Suddenly, things start to get a lot more interesting as we mix up Deadpool's weaponry, switching up guns and blades with the d-pad. There's certainly no shortage of diversity where the weapons, progression and skill trees are concerned, which should ensure there should be more than enough in terms of longevity, the campaign's runtime not withstanding.
Our final order of business with Deadpool is a quick sampling of the Challenge Mode, featuring three waves of survival gameplay against the clock. It's a typical Horde-style game-type that ought to be good fun when competing against friends for a spot on the leaderboard. Getting shot up shreds Deadpool's costume and flesh in a neat visual touch, before his healing factor kicks in to top up your health.
Deadpool (the game) is something of an acquired taste. We're huge fans of the the Merc with a Mouth, and have read the comics for years, so we desperately want High Moon's game to be great. On the strength of this first hands-on, it's not currently up to the same standards as DmC or Ninja Gaiden, although with the tongue-in-cheek humour in place and the character perfectly realised, perhaps Deadpool can get by on charm alone. Or perhaps Deadpool might just be all mouth and no substance.

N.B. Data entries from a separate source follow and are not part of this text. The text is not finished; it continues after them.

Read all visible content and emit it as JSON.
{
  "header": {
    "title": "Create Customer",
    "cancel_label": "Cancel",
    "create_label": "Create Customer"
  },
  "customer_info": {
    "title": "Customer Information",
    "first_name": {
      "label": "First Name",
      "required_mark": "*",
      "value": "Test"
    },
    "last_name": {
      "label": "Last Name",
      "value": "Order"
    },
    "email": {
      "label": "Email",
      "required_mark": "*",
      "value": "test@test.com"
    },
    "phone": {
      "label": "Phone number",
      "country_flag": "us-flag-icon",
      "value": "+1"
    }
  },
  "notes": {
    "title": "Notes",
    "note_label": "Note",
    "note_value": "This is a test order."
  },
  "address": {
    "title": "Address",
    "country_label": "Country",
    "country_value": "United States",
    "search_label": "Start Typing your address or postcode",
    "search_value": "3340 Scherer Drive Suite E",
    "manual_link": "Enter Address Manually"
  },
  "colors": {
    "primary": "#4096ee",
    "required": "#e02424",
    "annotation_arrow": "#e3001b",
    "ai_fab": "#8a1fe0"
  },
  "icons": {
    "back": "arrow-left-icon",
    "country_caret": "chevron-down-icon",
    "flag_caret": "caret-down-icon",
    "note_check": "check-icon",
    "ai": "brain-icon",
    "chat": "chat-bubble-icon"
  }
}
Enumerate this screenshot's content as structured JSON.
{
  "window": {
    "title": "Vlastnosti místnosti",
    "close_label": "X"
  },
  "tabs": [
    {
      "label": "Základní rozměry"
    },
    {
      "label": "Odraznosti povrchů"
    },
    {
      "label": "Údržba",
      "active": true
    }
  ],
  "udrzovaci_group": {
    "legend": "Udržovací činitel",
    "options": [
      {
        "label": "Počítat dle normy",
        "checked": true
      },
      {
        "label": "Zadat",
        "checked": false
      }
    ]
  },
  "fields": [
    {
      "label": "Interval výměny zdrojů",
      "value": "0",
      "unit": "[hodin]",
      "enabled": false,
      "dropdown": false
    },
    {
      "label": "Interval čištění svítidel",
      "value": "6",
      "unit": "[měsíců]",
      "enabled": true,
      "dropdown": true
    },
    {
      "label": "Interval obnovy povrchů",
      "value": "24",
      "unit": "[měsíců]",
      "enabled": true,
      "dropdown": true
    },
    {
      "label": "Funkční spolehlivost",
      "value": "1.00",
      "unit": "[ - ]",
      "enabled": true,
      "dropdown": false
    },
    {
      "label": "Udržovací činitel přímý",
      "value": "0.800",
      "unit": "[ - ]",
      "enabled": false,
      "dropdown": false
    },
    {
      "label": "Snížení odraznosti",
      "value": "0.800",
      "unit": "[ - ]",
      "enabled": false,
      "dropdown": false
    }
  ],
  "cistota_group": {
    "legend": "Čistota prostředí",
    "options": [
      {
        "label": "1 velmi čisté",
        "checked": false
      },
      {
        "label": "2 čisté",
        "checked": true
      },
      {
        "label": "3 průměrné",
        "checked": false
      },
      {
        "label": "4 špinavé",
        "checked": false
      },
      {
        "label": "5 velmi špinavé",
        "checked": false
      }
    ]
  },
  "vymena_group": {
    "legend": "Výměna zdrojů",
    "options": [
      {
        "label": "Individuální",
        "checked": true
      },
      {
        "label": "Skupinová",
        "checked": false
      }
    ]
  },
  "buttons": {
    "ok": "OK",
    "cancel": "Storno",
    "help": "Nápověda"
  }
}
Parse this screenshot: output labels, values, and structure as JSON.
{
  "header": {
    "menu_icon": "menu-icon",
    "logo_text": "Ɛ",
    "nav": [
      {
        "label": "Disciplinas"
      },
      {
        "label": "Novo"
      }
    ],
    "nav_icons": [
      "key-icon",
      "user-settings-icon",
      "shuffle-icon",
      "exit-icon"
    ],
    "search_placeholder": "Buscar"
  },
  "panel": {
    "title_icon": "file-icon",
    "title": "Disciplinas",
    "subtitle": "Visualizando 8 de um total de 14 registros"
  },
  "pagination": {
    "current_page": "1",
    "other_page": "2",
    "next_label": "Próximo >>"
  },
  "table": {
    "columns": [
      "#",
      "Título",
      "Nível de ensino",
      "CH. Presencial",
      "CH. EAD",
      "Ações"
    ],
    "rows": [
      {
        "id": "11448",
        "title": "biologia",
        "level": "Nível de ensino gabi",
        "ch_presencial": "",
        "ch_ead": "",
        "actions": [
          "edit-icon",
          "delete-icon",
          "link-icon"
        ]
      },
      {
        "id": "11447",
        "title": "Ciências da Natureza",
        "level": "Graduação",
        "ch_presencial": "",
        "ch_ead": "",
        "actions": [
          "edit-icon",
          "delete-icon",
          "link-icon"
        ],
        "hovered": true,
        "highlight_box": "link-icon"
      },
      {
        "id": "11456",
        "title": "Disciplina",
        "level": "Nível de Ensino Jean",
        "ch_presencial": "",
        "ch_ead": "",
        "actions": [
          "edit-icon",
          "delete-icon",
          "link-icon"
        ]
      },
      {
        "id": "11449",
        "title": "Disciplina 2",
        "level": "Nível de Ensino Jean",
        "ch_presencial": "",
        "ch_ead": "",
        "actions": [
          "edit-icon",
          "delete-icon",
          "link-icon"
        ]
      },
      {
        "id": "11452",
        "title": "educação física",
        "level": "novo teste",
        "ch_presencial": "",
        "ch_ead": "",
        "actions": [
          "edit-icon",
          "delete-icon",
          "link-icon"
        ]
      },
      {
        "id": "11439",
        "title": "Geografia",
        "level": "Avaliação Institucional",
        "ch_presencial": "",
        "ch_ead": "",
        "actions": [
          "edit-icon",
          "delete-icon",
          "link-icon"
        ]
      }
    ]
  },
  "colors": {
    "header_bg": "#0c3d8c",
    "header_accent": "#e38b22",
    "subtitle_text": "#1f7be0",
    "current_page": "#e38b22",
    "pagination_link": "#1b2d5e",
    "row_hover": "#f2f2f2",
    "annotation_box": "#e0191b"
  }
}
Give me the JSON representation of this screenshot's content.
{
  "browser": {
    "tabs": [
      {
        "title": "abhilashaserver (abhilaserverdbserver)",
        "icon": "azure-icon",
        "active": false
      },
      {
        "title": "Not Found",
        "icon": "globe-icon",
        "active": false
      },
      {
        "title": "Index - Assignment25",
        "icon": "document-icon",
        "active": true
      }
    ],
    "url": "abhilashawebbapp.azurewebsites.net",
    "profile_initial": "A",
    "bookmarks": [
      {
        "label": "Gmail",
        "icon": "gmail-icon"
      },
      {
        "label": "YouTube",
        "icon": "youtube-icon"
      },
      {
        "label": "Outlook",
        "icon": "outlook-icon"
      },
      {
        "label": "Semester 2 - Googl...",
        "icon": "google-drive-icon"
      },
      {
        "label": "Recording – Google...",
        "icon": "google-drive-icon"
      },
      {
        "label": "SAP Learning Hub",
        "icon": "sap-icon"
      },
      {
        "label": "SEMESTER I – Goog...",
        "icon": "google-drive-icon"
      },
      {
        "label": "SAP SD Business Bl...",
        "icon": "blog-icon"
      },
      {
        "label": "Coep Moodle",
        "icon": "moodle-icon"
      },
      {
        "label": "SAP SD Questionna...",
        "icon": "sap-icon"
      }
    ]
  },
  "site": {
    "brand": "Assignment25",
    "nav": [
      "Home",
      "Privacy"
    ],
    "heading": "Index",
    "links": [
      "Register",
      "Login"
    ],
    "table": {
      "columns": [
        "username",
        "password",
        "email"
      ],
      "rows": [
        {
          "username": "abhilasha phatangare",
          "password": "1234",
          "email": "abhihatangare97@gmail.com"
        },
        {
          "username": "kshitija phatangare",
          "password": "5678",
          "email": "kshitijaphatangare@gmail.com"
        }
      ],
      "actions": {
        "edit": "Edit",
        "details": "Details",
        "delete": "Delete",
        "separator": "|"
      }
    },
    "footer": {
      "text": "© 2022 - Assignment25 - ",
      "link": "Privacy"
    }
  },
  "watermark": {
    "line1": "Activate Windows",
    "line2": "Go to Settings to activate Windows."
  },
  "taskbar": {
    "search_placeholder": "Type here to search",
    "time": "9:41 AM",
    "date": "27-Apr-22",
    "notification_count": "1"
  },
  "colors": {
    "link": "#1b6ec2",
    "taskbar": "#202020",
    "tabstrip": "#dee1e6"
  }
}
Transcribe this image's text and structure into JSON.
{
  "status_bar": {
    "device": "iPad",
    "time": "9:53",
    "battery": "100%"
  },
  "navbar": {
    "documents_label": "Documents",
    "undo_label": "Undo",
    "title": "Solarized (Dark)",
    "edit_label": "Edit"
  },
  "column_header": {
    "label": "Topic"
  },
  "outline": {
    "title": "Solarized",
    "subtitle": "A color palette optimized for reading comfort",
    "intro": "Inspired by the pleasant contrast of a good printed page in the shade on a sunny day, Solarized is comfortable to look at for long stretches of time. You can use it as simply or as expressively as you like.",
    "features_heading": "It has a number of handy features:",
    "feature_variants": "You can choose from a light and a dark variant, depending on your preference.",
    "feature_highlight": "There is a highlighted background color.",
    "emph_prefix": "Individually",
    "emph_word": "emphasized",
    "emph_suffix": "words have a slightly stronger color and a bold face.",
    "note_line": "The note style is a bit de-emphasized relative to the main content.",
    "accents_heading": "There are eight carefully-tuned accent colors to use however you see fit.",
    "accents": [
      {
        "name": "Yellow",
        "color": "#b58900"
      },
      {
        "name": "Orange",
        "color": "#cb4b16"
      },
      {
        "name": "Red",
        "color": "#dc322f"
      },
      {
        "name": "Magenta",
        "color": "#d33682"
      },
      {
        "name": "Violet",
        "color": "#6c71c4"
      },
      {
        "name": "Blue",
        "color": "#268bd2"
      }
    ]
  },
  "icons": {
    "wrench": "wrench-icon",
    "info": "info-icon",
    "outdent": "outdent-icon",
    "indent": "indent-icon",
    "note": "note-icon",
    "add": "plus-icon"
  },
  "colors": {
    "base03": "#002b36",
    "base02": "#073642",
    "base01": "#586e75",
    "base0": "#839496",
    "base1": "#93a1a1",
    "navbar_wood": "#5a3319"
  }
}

Deadpool will be shattering through the fourth wall on June 25th in North America and June 28th in Europe.